» Action item
Copy each line of the following data that contains "Sound".

» Input data
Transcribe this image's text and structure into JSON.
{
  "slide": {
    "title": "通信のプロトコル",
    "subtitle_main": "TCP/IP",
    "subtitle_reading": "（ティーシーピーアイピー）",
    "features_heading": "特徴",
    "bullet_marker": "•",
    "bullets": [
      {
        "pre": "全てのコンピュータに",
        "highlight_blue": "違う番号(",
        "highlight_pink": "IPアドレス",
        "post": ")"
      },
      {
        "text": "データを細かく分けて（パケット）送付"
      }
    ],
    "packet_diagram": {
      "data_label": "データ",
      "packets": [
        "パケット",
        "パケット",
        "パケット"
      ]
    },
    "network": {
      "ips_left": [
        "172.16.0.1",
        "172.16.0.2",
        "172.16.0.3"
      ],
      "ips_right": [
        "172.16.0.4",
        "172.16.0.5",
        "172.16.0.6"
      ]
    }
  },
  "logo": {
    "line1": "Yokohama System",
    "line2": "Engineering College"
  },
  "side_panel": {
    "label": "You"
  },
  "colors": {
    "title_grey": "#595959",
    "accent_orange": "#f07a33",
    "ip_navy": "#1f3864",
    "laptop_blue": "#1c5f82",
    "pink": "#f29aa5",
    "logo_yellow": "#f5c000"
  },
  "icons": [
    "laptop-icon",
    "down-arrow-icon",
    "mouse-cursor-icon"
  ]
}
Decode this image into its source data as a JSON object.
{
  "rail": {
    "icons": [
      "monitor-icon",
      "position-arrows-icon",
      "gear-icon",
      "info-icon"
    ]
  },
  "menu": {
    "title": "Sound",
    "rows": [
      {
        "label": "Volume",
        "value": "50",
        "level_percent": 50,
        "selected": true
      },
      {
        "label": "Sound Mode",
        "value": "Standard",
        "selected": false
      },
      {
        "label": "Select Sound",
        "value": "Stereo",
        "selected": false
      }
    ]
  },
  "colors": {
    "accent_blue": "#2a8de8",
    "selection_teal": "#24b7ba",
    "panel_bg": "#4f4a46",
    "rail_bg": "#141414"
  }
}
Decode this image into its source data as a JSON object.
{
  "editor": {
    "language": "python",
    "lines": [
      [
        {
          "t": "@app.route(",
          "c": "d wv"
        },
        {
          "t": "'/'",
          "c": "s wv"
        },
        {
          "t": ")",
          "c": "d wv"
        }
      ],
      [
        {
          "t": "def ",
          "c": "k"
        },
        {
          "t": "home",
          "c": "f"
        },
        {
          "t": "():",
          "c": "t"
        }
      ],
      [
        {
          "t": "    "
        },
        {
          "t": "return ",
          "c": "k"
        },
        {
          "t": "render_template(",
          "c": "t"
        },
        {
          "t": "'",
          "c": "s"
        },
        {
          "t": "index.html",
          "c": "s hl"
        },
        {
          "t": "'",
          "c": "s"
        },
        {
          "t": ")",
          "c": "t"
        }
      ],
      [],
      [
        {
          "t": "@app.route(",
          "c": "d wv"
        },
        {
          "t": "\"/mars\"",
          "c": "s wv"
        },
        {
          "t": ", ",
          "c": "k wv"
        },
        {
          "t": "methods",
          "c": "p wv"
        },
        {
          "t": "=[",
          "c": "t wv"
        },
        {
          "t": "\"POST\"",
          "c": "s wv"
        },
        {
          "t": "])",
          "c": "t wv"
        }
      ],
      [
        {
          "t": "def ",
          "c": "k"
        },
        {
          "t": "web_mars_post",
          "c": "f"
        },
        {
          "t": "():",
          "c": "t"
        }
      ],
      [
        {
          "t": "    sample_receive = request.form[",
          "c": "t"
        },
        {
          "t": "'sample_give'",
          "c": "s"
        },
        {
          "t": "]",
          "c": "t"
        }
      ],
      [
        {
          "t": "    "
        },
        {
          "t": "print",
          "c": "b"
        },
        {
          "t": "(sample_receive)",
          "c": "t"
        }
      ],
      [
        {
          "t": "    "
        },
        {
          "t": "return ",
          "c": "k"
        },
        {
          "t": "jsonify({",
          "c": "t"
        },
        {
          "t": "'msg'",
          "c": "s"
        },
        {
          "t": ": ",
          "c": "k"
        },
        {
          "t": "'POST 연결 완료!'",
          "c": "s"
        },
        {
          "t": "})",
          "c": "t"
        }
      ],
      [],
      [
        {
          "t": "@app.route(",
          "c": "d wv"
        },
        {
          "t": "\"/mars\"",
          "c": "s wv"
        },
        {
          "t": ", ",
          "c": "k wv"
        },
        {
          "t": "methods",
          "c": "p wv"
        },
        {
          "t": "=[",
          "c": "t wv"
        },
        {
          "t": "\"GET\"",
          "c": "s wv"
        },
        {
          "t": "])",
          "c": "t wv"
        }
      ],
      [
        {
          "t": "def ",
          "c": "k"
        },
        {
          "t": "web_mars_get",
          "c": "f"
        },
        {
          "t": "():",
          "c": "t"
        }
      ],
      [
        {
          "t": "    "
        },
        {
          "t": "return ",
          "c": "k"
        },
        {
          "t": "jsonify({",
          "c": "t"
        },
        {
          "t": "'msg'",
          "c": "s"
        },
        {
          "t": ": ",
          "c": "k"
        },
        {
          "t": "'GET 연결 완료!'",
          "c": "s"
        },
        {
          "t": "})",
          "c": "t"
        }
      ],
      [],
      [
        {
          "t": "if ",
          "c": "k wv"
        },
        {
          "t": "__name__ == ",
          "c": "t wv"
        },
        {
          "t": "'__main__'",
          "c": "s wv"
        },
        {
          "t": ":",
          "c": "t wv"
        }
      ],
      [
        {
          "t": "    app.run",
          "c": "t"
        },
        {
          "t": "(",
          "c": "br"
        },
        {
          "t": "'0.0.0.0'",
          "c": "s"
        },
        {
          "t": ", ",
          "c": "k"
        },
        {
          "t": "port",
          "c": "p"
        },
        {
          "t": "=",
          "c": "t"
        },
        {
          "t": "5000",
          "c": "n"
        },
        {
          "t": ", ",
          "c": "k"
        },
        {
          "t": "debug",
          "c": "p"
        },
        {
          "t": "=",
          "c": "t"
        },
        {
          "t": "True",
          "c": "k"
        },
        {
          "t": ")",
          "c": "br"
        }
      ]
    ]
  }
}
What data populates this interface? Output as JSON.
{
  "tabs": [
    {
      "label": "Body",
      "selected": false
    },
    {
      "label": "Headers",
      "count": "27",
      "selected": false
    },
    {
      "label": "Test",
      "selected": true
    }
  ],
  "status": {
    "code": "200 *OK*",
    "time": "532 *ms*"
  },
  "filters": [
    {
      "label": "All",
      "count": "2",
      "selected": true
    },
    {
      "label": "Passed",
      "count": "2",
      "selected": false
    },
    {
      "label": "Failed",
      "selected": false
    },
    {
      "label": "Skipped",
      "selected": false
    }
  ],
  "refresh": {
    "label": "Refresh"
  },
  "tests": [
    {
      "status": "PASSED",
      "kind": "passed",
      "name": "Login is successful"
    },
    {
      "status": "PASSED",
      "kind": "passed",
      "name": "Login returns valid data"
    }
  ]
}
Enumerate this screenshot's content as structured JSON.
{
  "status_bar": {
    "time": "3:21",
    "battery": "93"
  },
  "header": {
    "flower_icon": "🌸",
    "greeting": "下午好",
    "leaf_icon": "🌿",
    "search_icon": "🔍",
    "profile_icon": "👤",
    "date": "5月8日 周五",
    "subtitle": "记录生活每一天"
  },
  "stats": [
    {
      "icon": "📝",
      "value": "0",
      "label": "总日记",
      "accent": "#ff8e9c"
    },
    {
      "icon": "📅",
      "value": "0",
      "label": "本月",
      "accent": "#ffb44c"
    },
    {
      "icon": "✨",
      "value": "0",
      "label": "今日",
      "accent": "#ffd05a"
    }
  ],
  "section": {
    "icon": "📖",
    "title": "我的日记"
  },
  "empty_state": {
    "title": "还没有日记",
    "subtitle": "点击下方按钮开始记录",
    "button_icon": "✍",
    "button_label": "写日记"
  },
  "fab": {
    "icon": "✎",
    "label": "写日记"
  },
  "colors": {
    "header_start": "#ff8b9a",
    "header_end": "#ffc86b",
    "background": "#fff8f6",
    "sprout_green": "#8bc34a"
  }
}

» Solution to the exercise
    "title": "Sound",
        "label": "Sound Mode",
        "label": "Select Sound",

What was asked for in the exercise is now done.